[Source data]
▬▬▬▬▬▬▬▬▬▬

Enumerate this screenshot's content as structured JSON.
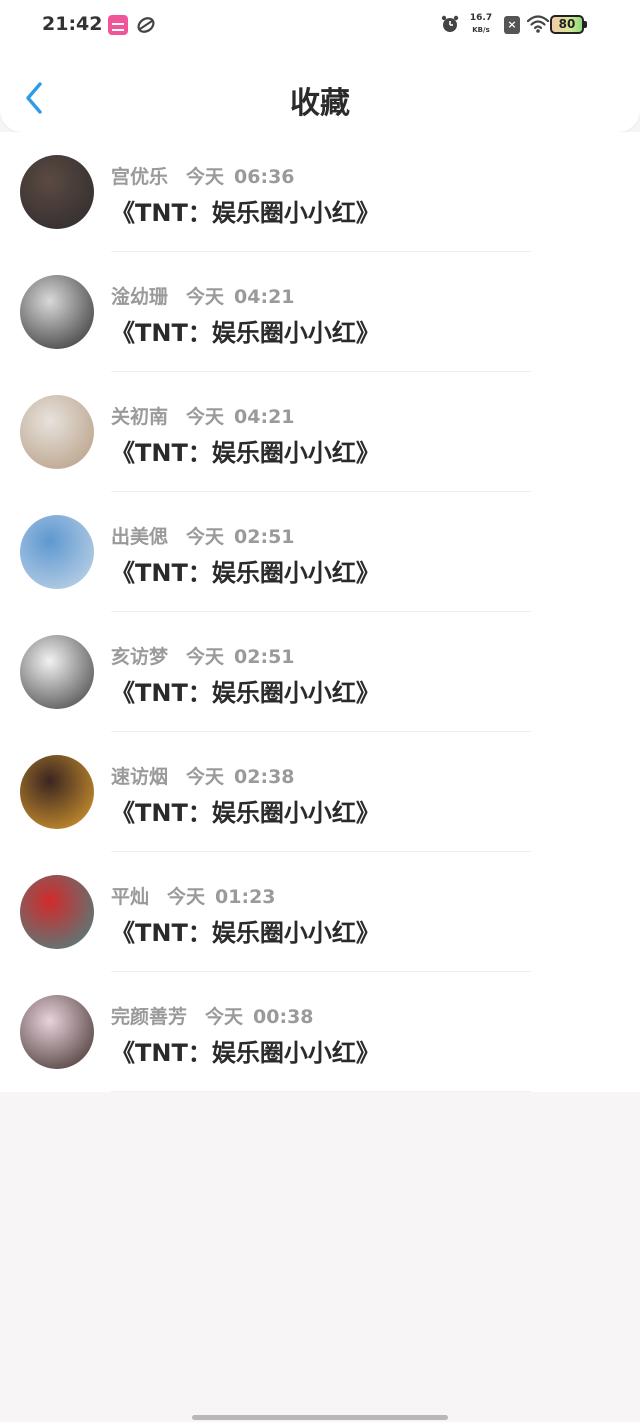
{
  "status_bar": {
    "time": "21:42",
    "speed_value": "16.7",
    "speed_unit": "KB/s",
    "battery": "80"
  },
  "nav": {
    "title": "收藏"
  },
  "items": [
    {
      "name": "宫优乐",
      "day": "今天",
      "time": "06:36",
      "message": "《TNT：娱乐圈小小红》",
      "avatar_colors": [
        "#5b4a42",
        "#2c2a2c"
      ]
    },
    {
      "name": "淦幼珊",
      "day": "今天",
      "time": "04:21",
      "message": "《TNT：娱乐圈小小红》",
      "avatar_colors": [
        "#d9d9d9",
        "#2a2a2a"
      ]
    },
    {
      "name": "关初南",
      "day": "今天",
      "time": "04:21",
      "message": "《TNT：娱乐圈小小红》",
      "avatar_colors": [
        "#e7e2dc",
        "#b49a80"
      ]
    },
    {
      "name": "出美偲",
      "day": "今天",
      "time": "02:51",
      "message": "《TNT：娱乐圈小小红》",
      "avatar_colors": [
        "#5d98d0",
        "#c8d8e8"
      ]
    },
    {
      "name": "亥访梦",
      "day": "今天",
      "time": "02:51",
      "message": "《TNT：娱乐圈小小红》",
      "avatar_colors": [
        "#f2f2f2",
        "#3a3a3a"
      ]
    },
    {
      "name": "速访烟",
      "day": "今天",
      "time": "02:38",
      "message": "《TNT：娱乐圈小小红》",
      "avatar_colors": [
        "#3a2520",
        "#e0a030"
      ]
    },
    {
      "name": "平灿",
      "day": "今天",
      "time": "01:23",
      "message": "《TNT：娱乐圈小小红》",
      "avatar_colors": [
        "#d32a2a",
        "#3f8a8a"
      ]
    },
    {
      "name": "完颜善芳",
      "day": "今天",
      "time": "00:38",
      "message": "《TNT：娱乐圈小小红》",
      "avatar_colors": [
        "#e8d2dc",
        "#3a2a24"
      ]
    }
  ],
  "colors": {
    "accent": "#2e9be8",
    "meta_text": "#9a9a9a",
    "message_text": "#2a2a2a"
  }
}
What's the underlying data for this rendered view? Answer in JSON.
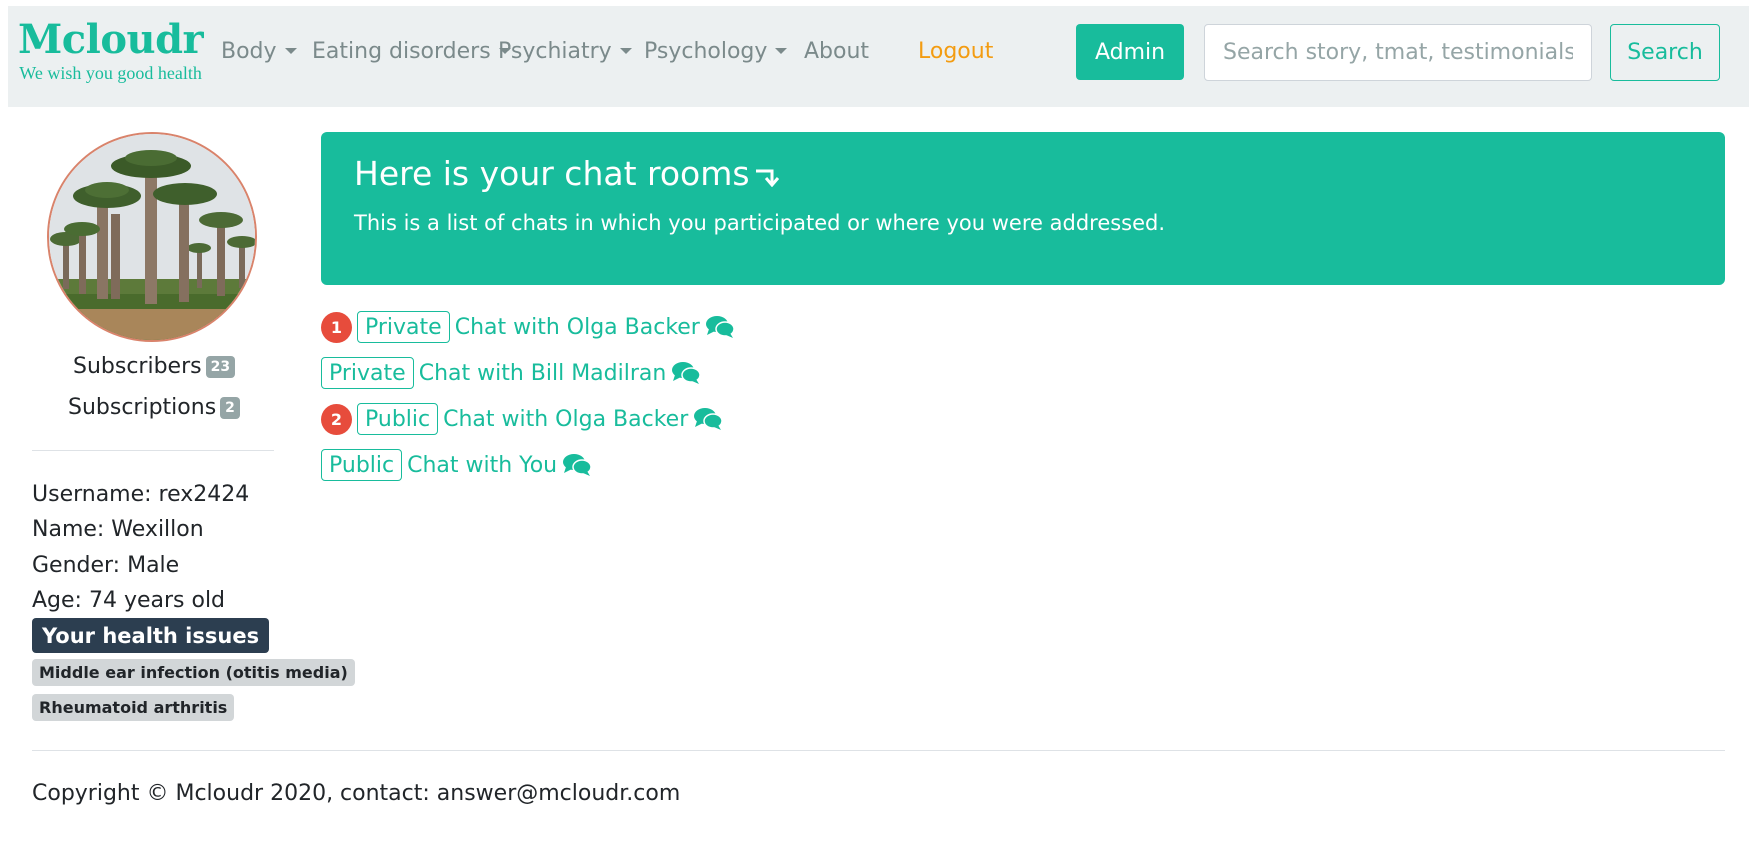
{
  "brand": {
    "name": "Mcloudr",
    "tagline": "We wish you good health"
  },
  "nav": {
    "items": [
      {
        "label": "Body",
        "dropdown": true
      },
      {
        "label": "Eating disorders",
        "dropdown": true
      },
      {
        "label": "Psychiatry",
        "dropdown": true
      },
      {
        "label": "Psychology",
        "dropdown": true
      },
      {
        "label": "About",
        "dropdown": false
      },
      {
        "label": "Logout",
        "dropdown": false
      }
    ],
    "admin_label": "Admin",
    "search_placeholder": "Search story, tmat, testimonials",
    "search_value": "",
    "search_button": "Search"
  },
  "sidebar": {
    "avatar_icon": "baobab-trees-photo",
    "subscribers_label": "Subscribers",
    "subscribers_count": "23",
    "subscriptions_label": "Subscriptions",
    "subscriptions_count": "2",
    "username": "Username: rex2424",
    "name": "Name: Wexillon",
    "gender": "Gender: Male",
    "age": "Age: 74 years old",
    "health_title": "Your health issues",
    "issues": [
      "Middle ear infection (otitis media)",
      "Rheumatoid arthritis"
    ]
  },
  "main": {
    "jumbo_title": "Here is your chat rooms",
    "jumbo_text": "This is a list of chats in which you participated or where you were addressed.",
    "chats": [
      {
        "unread": "1",
        "type": "Private",
        "title": "Chat with Olga Backer"
      },
      {
        "unread": "",
        "type": "Private",
        "title": "Chat with Bill Madilran"
      },
      {
        "unread": "2",
        "type": "Public",
        "title": "Chat with Olga Backer"
      },
      {
        "unread": "",
        "type": "Public",
        "title": "Chat with You"
      }
    ]
  },
  "footer": {
    "text": "Copyright © Mcloudr 2020, contact: answer@mcloudr.com"
  },
  "colors": {
    "primary": "#18bc9c",
    "dark": "#2c3e50",
    "danger": "#e74c3c",
    "warning": "#f39c12",
    "navbar": "#ecf0f1",
    "muted": "#95a5a6"
  }
}
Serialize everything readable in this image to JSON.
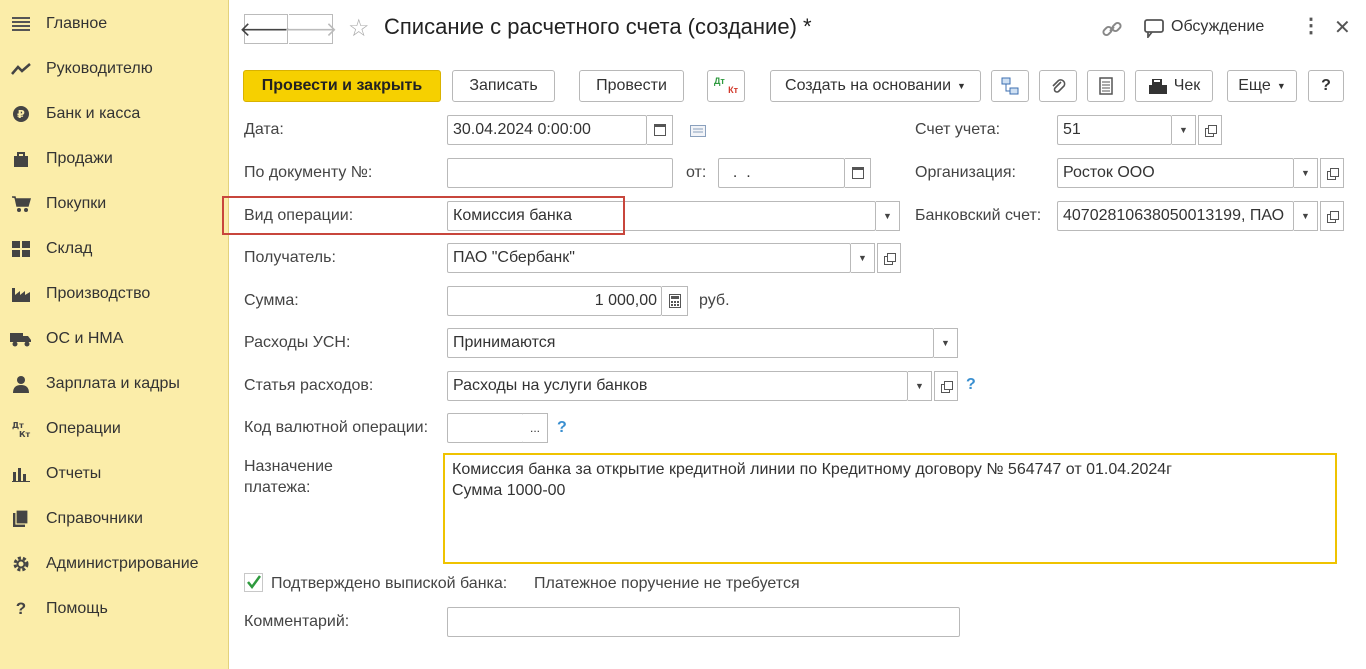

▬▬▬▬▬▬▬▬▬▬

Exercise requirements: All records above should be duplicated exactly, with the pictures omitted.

Response for this exercise:
Enumerate this screenshot's content as structured JSON.
{
  "status_bar": {
    "time": "21:42",
    "speed_value": "16.7",
    "speed_unit": "KB/s",
    "battery": "80"
  },
  "nav": {
    "title": "收藏"
  },
  "items": [
    {
      "name": "宫优乐",
      "day": "今天",
      "time": "06:36",
      "message": "《TNT：娱乐圈小小红》",
      "avatar_colors": [
        "#5b4a42",
        "#2c2a2c"
      ]
    },
    {
      "name": "淦幼珊",
      "day": "今天",
      "time": "04:21",
      "message": "《TNT：娱乐圈小小红》",
      "avatar_colors": [
        "#d9d9d9",
        "#2a2a2a"
      ]
    },
    {
      "name": "关初南",
      "day": "今天",
      "time": "04:21",
      "message": "《TNT：娱乐圈小小红》",
      "avatar_colors": [
        "#e7e2dc",
        "#b49a80"
      ]
    },
    {
      "name": "出美偲",
      "day": "今天",
      "time": "02:51",
      "message": "《TNT：娱乐圈小小红》",
      "avatar_colors": [
        "#5d98d0",
        "#c8d8e8"
      ]
    },
    {
      "name": "亥访梦",
      "day": "今天",
      "time": "02:51",
      "message": "《TNT：娱乐圈小小红》",
      "avatar_colors": [
        "#f2f2f2",
        "#3a3a3a"
      ]
    },
    {
      "name": "速访烟",
      "day": "今天",
      "time": "02:38",
      "message": "《TNT：娱乐圈小小红》",
      "avatar_colors": [
        "#3a2520",
        "#e0a030"
      ]
    },
    {
      "name": "平灿",
      "day": "今天",
      "time": "01:23",
      "message": "《TNT：娱乐圈小小红》",
      "avatar_colors": [
        "#d32a2a",
        "#3f8a8a"
      ]
    },
    {
      "name": "完颜善芳",
      "day": "今天",
      "time": "00:38",
      "message": "《TNT：娱乐圈小小红》",
      "avatar_colors": [
        "#e8d2dc",
        "#3a2a24"
      ]
    }
  ],
  "colors": {
    "accent": "#2e9be8",
    "meta_text": "#9a9a9a",
    "message_text": "#2a2a2a"
  }
}
What's the underlying data for this rendered view? Answer in JSON.
{
  "brand": {
    "name": "Mcloudr",
    "tagline": "We wish you good health"
  },
  "nav": {
    "items": [
      {
        "label": "Body",
        "dropdown": true
      },
      {
        "label": "Eating disorders",
        "dropdown": true
      },
      {
        "label": "Psychiatry",
        "dropdown": true
      },
      {
        "label": "Psychology",
        "dropdown": true
      },
      {
        "label": "About",
        "dropdown": false
      },
      {
        "label": "Logout",
        "dropdown": false
      }
    ],
    "admin_label": "Admin",
    "search_placeholder": "Search story, tmat, testimonials",
    "search_value": "",
    "search_button": "Search"
  },
  "sidebar": {
    "avatar_icon": "baobab-trees-photo",
    "subscribers_label": "Subscribers",
    "subscribers_count": "23",
    "subscriptions_label": "Subscriptions",
    "subscriptions_count": "2",
    "username": "Username: rex2424",
    "name": "Name: Wexillon",
    "gender": "Gender: Male",
    "age": "Age: 74 years old",
    "health_title": "Your health issues",
    "issues": [
      "Middle ear infection (otitis media)",
      "Rheumatoid arthritis"
    ]
  },
  "main": {
    "jumbo_title": "Here is your chat rooms",
    "jumbo_text": "This is a list of chats in which you participated or where you were addressed.",
    "chats": [
      {
        "unread": "1",
        "type": "Private",
        "title": "Chat with Olga Backer"
      },
      {
        "unread": "",
        "type": "Private",
        "title": "Chat with Bill Madilran"
      },
      {
        "unread": "2",
        "type": "Public",
        "title": "Chat with Olga Backer"
      },
      {
        "unread": "",
        "type": "Public",
        "title": "Chat with You"
      }
    ]
  },
  "footer": {
    "text": "Copyright © Mcloudr 2020, contact: answer@mcloudr.com"
  },
  "colors": {
    "primary": "#18bc9c",
    "dark": "#2c3e50",
    "danger": "#e74c3c",
    "warning": "#f39c12",
    "navbar": "#ecf0f1",
    "muted": "#95a5a6"
  }
}
Serialize everything readable in this image to JSON.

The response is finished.